▶ Provided information:
____
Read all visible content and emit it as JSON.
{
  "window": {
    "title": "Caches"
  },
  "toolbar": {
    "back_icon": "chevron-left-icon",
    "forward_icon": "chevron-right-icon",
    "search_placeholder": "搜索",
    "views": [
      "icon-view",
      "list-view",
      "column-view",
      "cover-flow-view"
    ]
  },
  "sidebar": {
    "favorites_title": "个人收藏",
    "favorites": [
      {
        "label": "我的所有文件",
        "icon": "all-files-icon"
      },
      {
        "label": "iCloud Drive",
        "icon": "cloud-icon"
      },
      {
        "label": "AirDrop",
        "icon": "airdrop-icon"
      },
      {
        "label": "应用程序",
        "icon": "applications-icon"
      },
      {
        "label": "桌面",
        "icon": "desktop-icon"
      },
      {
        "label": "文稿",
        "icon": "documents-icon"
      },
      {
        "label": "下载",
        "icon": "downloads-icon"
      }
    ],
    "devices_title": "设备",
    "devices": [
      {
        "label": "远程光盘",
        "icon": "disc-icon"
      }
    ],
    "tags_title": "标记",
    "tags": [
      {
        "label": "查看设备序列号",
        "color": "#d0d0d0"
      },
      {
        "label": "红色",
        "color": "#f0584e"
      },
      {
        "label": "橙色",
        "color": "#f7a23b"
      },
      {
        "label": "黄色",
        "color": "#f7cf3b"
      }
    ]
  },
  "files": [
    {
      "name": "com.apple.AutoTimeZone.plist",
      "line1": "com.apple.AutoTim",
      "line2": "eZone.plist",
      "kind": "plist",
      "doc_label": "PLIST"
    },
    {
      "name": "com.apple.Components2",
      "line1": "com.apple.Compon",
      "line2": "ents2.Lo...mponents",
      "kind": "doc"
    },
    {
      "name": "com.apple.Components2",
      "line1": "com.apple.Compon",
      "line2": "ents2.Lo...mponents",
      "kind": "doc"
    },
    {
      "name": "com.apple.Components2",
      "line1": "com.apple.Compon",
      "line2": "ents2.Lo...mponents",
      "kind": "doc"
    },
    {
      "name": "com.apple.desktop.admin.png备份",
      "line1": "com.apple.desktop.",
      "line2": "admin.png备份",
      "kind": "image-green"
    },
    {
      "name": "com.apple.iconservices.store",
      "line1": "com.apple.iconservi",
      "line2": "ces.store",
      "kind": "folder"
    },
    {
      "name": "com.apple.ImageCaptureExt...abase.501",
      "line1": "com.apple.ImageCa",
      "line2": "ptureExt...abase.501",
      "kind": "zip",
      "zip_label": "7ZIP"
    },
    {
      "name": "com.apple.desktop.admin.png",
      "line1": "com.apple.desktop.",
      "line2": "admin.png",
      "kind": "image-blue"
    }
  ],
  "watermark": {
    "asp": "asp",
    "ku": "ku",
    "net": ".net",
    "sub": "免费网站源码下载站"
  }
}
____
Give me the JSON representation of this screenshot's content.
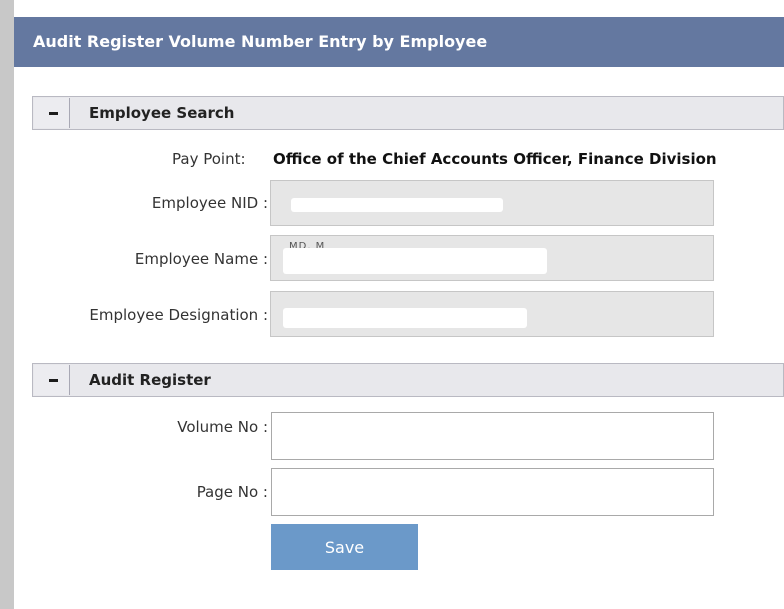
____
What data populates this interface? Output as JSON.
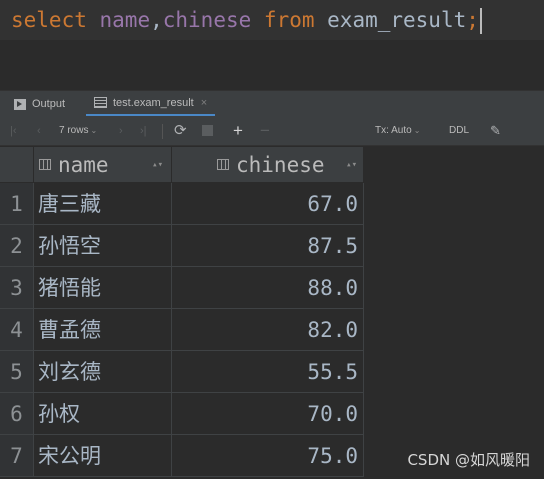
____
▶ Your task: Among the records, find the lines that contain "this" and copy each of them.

▶ Your solution:
Give me the JSON representation of this screenshot's content.
What data populates this interface? Output as JSON.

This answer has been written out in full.